**Records shown:**
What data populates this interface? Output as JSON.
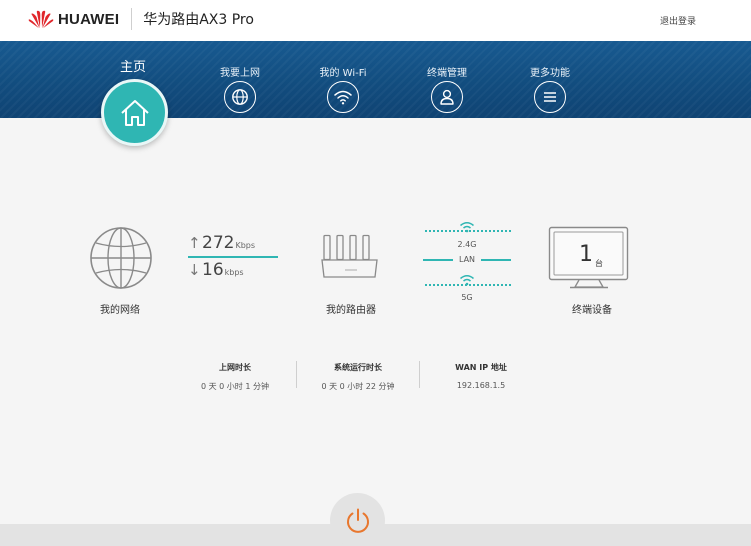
{
  "header": {
    "brand": "HUAWEI",
    "product": "华为路由AX3 Pro",
    "logout": "退出登录"
  },
  "nav": {
    "home": {
      "label": "主页",
      "icon": "home-icon"
    },
    "items": [
      {
        "label": "我要上网",
        "icon": "globe-icon"
      },
      {
        "label": "我的 Wi-Fi",
        "icon": "wifi-icon"
      },
      {
        "label": "终端管理",
        "icon": "user-icon"
      },
      {
        "label": "更多功能",
        "icon": "menu-icon"
      }
    ]
  },
  "network": {
    "caption": "我的网络",
    "upload_value": "272",
    "upload_unit": "Kbps",
    "download_value": "16",
    "download_unit": "kbps"
  },
  "router": {
    "caption": "我的路由器",
    "band_24": "2.4G",
    "lan": "LAN",
    "band_5": "5G"
  },
  "devices": {
    "count": "1",
    "unit": "台",
    "caption": "终端设备"
  },
  "stats": [
    {
      "title": "上网时长",
      "value": "0 天 0 小时 1 分钟"
    },
    {
      "title": "系统运行时长",
      "value": "0 天 0 小时 22 分钟"
    },
    {
      "title": "WAN IP 地址",
      "value": "192.168.1.5"
    }
  ],
  "colors": {
    "accent": "#2fb6b3",
    "nav_bg": "#124d7f",
    "brand_red": "#e0262b",
    "power": "#e8772e"
  }
}
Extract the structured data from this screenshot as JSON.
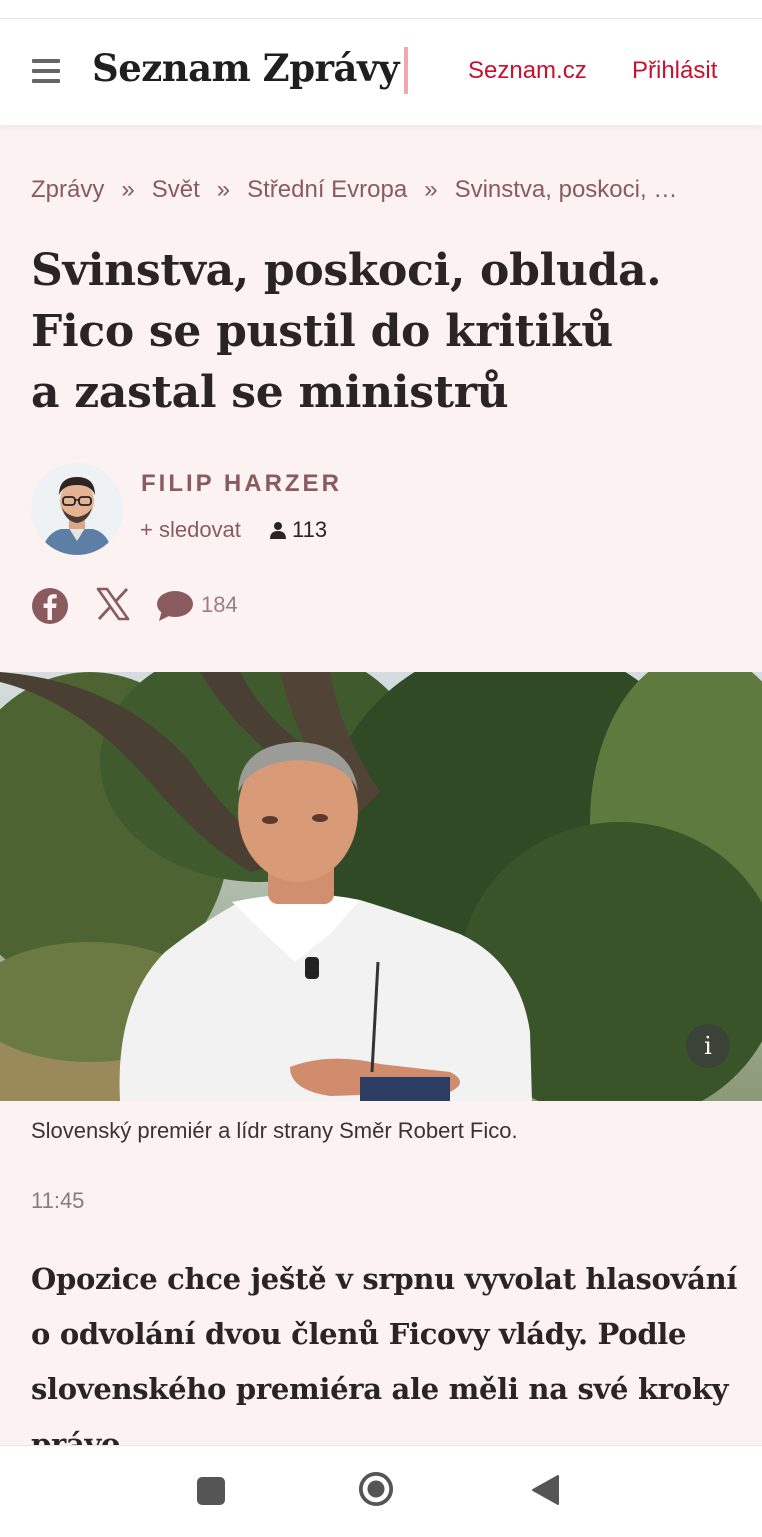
{
  "header": {
    "logo": "Seznam Zprávy",
    "links": [
      "Seznam.cz",
      "Přihlásit"
    ]
  },
  "breadcrumb": [
    "Zprávy",
    "Svět",
    "Střední Evropa",
    "Svinstva, poskoci, obluda."
  ],
  "article": {
    "headline_lines": [
      "Svinstva, poskoci, obluda.",
      "Fico se pustil do kritiků",
      "a zastal se ministrů"
    ],
    "author": "FILIP HARZER",
    "follow_label": "+ sledovat",
    "followers": "113",
    "comments": "184",
    "caption": "Slovenský premiér a lídr strany Směr Robert Fico.",
    "time": "11:45",
    "lead": "Opozice chce ještě v srpnu vyvolat hlasování o odvolání dvou členů Ficovy vlády. Podle slovenského premiéra ale měli na své kroky právo."
  },
  "icons": [
    "hamburger-menu-icon",
    "person-icon",
    "facebook-icon",
    "x-icon",
    "comment-icon",
    "info-icon"
  ],
  "colors": {
    "accent": "#c8102e",
    "muted": "#8a5b5e",
    "background": "#fdf2f2"
  }
}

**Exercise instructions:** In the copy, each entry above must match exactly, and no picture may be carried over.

**Written response:**
What data populates this interface? Output as JSON.
{
  "header": {
    "brand": "HUAWEI",
    "product": "华为路由AX3 Pro",
    "logout": "退出登录"
  },
  "nav": {
    "home": {
      "label": "主页",
      "icon": "home-icon"
    },
    "items": [
      {
        "label": "我要上网",
        "icon": "globe-icon"
      },
      {
        "label": "我的 Wi-Fi",
        "icon": "wifi-icon"
      },
      {
        "label": "终端管理",
        "icon": "user-icon"
      },
      {
        "label": "更多功能",
        "icon": "menu-icon"
      }
    ]
  },
  "network": {
    "caption": "我的网络",
    "upload_value": "272",
    "upload_unit": "Kbps",
    "download_value": "16",
    "download_unit": "kbps"
  },
  "router": {
    "caption": "我的路由器",
    "band_24": "2.4G",
    "lan": "LAN",
    "band_5": "5G"
  },
  "devices": {
    "count": "1",
    "unit": "台",
    "caption": "终端设备"
  },
  "stats": [
    {
      "title": "上网时长",
      "value": "0 天 0 小时 1 分钟"
    },
    {
      "title": "系统运行时长",
      "value": "0 天 0 小时 22 分钟"
    },
    {
      "title": "WAN IP 地址",
      "value": "192.168.1.5"
    }
  ],
  "colors": {
    "accent": "#2fb6b3",
    "nav_bg": "#124d7f",
    "brand_red": "#e0262b",
    "power": "#e8772e"
  }
}
Extract the structured data from this screenshot as JSON.
{
  "header": {
    "logo": "Seznam Zprávy",
    "links": [
      "Seznam.cz",
      "Přihlásit"
    ]
  },
  "breadcrumb": [
    "Zprávy",
    "Svět",
    "Střední Evropa",
    "Svinstva, poskoci, obluda."
  ],
  "article": {
    "headline_lines": [
      "Svinstva, poskoci, obluda.",
      "Fico se pustil do kritiků",
      "a zastal se ministrů"
    ],
    "author": "FILIP HARZER",
    "follow_label": "+ sledovat",
    "followers": "113",
    "comments": "184",
    "caption": "Slovenský premiér a lídr strany Směr Robert Fico.",
    "time": "11:45",
    "lead": "Opozice chce ještě v srpnu vyvolat hlasování o odvolání dvou členů Ficovy vlády. Podle slovenského premiéra ale měli na své kroky právo."
  },
  "icons": [
    "hamburger-menu-icon",
    "person-icon",
    "facebook-icon",
    "x-icon",
    "comment-icon",
    "info-icon"
  ],
  "colors": {
    "accent": "#c8102e",
    "muted": "#8a5b5e",
    "background": "#fdf2f2"
  }
}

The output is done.